──────── Exercise material

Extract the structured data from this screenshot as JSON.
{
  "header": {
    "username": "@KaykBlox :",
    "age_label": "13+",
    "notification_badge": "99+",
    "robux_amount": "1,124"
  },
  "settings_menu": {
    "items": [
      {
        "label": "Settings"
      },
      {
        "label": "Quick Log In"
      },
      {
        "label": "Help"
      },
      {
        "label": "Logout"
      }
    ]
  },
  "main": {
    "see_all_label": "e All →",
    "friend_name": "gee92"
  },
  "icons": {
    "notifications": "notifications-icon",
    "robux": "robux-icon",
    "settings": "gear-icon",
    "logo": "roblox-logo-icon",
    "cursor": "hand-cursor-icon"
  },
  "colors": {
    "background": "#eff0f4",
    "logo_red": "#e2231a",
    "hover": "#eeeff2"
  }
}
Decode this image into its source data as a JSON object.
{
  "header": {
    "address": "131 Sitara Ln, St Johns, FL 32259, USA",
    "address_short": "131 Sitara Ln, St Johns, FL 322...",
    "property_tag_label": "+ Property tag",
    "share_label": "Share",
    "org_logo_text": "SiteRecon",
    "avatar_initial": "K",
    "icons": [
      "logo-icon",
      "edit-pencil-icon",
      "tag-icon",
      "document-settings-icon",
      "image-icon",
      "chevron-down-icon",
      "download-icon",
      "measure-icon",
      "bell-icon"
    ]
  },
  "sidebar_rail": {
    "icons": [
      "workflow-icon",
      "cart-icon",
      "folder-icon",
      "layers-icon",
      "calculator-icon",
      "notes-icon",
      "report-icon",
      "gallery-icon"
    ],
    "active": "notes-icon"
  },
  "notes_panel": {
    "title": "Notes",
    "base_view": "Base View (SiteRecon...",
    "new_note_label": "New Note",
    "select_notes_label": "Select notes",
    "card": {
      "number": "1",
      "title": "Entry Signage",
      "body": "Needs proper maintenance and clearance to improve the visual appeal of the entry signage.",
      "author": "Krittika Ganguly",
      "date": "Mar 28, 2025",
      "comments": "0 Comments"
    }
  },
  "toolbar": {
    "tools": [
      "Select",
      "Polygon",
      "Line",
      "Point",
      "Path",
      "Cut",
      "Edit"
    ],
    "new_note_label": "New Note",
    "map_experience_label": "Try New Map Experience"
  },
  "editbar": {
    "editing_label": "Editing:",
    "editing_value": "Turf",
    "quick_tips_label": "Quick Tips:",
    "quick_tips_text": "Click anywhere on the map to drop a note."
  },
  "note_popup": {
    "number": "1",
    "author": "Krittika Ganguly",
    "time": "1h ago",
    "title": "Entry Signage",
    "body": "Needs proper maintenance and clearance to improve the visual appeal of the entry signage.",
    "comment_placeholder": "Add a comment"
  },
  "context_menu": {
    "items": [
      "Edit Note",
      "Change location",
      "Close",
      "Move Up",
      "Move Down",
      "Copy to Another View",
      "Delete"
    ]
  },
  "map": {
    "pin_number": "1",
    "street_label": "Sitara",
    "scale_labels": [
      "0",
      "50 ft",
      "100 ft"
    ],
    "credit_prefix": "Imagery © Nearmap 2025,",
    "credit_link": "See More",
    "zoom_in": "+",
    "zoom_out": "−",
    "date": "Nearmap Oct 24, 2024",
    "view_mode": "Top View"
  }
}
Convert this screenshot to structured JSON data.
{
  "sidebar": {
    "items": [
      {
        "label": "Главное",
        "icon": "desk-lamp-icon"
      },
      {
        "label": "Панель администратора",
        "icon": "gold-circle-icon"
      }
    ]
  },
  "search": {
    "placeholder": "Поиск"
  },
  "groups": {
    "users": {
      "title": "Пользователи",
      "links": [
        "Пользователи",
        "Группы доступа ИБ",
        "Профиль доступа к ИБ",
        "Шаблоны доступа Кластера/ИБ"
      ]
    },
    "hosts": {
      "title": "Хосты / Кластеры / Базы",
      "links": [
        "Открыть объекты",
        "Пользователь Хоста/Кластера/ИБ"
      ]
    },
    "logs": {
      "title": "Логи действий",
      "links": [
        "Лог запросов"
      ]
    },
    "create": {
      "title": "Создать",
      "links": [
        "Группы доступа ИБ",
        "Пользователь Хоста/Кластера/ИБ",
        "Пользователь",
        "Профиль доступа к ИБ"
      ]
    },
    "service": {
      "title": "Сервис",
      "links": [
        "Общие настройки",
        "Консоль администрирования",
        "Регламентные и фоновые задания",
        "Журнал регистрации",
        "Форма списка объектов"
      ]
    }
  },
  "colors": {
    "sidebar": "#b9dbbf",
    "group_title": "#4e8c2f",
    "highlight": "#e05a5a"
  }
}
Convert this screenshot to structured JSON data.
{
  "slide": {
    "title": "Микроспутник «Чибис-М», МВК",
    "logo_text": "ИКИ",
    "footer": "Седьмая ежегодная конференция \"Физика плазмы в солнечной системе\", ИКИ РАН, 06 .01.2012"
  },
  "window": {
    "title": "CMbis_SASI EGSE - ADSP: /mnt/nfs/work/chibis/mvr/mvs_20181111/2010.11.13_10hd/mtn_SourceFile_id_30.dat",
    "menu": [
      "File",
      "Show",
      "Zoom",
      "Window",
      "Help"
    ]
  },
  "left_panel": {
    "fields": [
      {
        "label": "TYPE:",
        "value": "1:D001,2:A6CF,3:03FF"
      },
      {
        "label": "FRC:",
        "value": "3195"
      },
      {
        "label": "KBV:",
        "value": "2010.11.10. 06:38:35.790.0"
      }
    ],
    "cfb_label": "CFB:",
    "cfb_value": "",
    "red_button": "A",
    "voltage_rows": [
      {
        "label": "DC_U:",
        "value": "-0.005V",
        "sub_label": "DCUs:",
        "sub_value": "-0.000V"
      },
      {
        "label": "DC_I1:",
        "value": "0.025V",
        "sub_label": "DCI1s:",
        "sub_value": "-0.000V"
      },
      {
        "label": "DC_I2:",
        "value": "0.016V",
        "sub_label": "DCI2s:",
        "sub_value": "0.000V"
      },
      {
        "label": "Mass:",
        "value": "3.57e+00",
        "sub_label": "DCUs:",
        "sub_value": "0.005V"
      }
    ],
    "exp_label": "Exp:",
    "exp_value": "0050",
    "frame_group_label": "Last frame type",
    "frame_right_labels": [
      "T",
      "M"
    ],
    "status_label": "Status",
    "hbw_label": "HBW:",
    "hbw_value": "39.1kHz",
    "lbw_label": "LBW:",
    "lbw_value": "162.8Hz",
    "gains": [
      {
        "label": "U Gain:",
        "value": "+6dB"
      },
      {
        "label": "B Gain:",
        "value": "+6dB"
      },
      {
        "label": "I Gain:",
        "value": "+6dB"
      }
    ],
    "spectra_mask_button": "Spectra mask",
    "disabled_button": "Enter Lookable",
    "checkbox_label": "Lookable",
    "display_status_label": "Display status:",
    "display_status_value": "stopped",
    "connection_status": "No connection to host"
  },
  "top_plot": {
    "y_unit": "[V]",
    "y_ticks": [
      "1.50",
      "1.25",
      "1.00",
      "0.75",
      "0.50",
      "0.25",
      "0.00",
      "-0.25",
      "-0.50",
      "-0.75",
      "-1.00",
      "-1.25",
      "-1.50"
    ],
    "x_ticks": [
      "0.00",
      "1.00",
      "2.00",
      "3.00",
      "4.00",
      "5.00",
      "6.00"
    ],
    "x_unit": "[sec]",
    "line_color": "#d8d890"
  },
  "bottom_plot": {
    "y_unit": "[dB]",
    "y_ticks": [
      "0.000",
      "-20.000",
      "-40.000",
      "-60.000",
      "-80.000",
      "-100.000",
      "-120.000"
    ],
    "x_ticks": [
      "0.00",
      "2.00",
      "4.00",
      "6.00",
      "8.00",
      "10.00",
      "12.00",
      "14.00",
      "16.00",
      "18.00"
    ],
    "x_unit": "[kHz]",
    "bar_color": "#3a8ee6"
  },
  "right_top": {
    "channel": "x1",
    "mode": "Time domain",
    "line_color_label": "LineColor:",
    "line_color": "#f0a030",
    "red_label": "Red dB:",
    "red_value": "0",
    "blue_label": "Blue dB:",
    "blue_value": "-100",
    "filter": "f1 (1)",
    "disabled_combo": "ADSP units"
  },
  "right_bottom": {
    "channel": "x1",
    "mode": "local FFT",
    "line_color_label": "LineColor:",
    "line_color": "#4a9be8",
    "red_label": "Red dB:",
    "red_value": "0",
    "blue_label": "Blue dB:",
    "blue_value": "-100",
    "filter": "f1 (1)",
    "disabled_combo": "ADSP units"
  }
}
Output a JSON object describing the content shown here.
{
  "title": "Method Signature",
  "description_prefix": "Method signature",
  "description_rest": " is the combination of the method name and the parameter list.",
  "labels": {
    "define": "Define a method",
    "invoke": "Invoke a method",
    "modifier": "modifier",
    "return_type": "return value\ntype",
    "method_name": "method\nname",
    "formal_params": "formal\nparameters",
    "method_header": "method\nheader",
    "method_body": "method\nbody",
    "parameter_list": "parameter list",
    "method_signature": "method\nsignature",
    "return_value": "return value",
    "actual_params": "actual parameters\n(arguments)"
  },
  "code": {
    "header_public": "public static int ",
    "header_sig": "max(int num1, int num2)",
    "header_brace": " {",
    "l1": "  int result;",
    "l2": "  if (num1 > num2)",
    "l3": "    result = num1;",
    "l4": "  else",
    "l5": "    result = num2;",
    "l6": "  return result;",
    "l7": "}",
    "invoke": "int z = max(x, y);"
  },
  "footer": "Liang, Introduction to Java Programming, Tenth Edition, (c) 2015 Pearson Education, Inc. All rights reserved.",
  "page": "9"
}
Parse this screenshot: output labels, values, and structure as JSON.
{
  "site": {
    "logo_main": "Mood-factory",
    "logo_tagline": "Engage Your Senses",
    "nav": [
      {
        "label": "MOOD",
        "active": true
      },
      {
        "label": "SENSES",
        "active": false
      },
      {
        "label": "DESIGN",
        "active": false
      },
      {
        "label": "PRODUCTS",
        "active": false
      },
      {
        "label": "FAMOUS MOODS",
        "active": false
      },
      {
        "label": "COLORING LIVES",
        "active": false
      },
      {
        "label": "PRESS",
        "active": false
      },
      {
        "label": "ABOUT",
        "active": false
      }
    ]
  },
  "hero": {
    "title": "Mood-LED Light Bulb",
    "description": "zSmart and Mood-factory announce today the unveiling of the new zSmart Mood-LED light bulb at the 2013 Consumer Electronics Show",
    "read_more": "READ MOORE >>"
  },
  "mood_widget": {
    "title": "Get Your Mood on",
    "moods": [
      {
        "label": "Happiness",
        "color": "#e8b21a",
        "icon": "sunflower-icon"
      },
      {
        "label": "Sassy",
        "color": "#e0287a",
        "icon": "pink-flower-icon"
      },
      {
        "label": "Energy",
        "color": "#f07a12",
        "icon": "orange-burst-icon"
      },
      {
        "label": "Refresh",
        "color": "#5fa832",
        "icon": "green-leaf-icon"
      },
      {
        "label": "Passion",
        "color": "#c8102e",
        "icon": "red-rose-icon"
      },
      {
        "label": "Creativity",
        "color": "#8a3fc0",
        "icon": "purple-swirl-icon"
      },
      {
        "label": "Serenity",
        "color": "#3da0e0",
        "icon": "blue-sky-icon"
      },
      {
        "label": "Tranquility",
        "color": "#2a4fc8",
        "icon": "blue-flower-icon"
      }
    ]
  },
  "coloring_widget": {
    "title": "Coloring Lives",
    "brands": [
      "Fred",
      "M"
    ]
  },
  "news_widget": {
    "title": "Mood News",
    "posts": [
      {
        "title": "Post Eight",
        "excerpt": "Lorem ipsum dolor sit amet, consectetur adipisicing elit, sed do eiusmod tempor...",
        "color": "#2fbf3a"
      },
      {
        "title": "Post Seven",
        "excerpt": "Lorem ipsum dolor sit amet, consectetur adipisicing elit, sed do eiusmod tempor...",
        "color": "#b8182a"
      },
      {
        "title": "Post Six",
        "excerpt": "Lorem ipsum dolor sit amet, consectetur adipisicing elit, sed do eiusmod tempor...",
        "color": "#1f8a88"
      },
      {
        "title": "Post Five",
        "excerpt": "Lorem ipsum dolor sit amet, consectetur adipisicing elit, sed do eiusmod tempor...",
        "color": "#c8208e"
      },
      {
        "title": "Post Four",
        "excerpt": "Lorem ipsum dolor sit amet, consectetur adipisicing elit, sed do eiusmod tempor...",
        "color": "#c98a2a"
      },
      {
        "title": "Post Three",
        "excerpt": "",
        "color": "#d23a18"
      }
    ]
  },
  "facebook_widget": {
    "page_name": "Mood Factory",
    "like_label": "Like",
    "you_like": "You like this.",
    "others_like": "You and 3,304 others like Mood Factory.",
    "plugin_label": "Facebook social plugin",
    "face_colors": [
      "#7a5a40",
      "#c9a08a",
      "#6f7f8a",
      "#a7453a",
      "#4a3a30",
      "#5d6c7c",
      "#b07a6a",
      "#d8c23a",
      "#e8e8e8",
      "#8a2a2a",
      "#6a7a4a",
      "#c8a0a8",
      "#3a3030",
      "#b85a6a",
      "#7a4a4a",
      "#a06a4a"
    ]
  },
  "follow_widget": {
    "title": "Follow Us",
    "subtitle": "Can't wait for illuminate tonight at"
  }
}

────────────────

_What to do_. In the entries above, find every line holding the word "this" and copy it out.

_Worked solution_.
Extract the structured data from this screenshot as JSON.
Decode this image into its source data as a JSON object.
Convert this screenshot to structured JSON data.
Convert this screenshot to structured JSON data.
Parse this screenshot: output labels, values, and structure as JSON.
    "you_like": "You like this.",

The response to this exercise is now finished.